Gr 6-10-This brilliant sequel to Stargirl (Knopf, 2000) takes place a year later. Now living in Pennsylvania, Stargirl, 15, continues to pine for Leo, who dumped her, and struggles to make a place for herself in her new community. Fortunately, her eclectic neighbors, who include Dootsie, a five-year-old "human bean"; Betty Lou, an agoraphobic divorcee; and Perry Delloplane, an amiable thief, draw her back into life and happiness. Written in diary format-the "world's longest letter," as Stargirl calls it-this novel is as charming and unique as its sensitive, nonconformist heroine. Addressing loss, growing pains, and staying true to oneself, this stellar follow-up is both profound and funny.-Terri Clark, Smokey Hill Library, Centennial, CO Copyright 2007 Reed Business Information.

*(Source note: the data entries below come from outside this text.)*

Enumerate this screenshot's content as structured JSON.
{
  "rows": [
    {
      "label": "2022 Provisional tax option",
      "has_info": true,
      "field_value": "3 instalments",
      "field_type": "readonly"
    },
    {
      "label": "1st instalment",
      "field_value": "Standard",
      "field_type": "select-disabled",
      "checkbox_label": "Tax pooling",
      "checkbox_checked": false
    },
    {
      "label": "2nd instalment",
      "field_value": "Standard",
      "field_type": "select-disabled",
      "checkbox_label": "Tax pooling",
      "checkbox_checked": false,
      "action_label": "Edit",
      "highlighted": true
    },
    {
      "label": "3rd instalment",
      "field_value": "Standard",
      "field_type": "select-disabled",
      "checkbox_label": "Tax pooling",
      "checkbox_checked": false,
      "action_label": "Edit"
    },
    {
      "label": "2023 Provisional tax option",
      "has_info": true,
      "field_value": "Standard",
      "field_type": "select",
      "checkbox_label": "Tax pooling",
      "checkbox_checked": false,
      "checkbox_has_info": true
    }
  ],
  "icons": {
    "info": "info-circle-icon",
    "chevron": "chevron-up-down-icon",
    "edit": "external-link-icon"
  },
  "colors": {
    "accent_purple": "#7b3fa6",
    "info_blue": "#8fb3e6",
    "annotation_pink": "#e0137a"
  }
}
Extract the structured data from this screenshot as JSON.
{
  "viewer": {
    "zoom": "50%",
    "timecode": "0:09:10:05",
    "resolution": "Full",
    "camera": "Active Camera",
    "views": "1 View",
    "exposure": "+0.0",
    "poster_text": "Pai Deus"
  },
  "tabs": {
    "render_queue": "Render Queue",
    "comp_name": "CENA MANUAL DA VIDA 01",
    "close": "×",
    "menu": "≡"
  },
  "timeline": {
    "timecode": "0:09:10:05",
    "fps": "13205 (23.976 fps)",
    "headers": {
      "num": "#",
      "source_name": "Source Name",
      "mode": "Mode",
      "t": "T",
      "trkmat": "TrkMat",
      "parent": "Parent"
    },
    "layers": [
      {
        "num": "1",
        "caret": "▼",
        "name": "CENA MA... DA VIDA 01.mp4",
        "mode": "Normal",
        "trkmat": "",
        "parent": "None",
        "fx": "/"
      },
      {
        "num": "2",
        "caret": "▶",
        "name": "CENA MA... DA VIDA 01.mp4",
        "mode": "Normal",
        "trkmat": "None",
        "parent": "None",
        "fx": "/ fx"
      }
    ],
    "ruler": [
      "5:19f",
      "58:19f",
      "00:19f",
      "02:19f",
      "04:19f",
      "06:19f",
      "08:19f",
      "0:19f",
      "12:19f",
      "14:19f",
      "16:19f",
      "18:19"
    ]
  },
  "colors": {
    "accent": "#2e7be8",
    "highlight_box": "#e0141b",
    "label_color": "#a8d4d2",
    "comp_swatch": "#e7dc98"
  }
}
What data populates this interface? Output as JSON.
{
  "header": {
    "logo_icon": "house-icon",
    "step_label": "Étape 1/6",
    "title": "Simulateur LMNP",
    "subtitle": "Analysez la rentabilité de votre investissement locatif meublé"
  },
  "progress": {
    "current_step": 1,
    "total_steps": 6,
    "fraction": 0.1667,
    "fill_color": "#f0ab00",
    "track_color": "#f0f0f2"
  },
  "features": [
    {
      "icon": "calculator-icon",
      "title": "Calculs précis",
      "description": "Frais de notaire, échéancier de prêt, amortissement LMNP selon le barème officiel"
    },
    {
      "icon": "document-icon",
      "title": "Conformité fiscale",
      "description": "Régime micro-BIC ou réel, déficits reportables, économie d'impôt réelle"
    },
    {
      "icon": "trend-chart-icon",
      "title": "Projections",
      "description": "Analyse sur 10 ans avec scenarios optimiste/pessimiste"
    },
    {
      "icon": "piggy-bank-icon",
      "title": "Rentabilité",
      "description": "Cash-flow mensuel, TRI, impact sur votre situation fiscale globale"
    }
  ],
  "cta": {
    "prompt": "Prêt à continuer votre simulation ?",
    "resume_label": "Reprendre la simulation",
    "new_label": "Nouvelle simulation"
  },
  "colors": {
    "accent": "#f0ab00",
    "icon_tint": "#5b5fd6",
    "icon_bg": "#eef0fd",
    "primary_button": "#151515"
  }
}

'his writing maintains an intricate balance that enables him to touch upon the most delicate emotions without ever plunging into sentimentality or bathos' - Carousel
In Newbery Medalist Spinelli's sequel to his 2000 novel Stargirl, readers join the eponymous heroine and find out how she is coping after being dumped by Leo Borlock. Having moved from Arizona to Pennsylvania, Stargirl records her thoughts, observations and emotions in near daily (unsent) missives to Leo, as she works to move beyond her sadness. Her entries are peppered with poetry as well as little pep talks she writes to herself whenever her spirits are low. ("You have your whole life ahead of you, and all you're doing is looking back. Grow up, girl. There are some things they don't teach you in homeschool.") Stargirl spends most of her time with a talkative six-year-old, Dootsie, a grumpy girl named Alvina, and a handful of older locals with their own quirks and problems. She also meets a boy with a mysterious past; their brief romance and other events combine to lift Stargirl out of her doldrums, as she reconciles her feelings about Leo ("You be you and I'll be me, today and today and today, and let's trust the future to tomorrow"). Readers should embrace Stargirl's originality and bigheartedness, and may be inspired to document their own emotional ups and downs in the Stargirl Journal, available the same month, which consists of blank lined pages with quotations from both novels. Ages 12-up. (Aug.) Copyright 2007 Reed Business Information.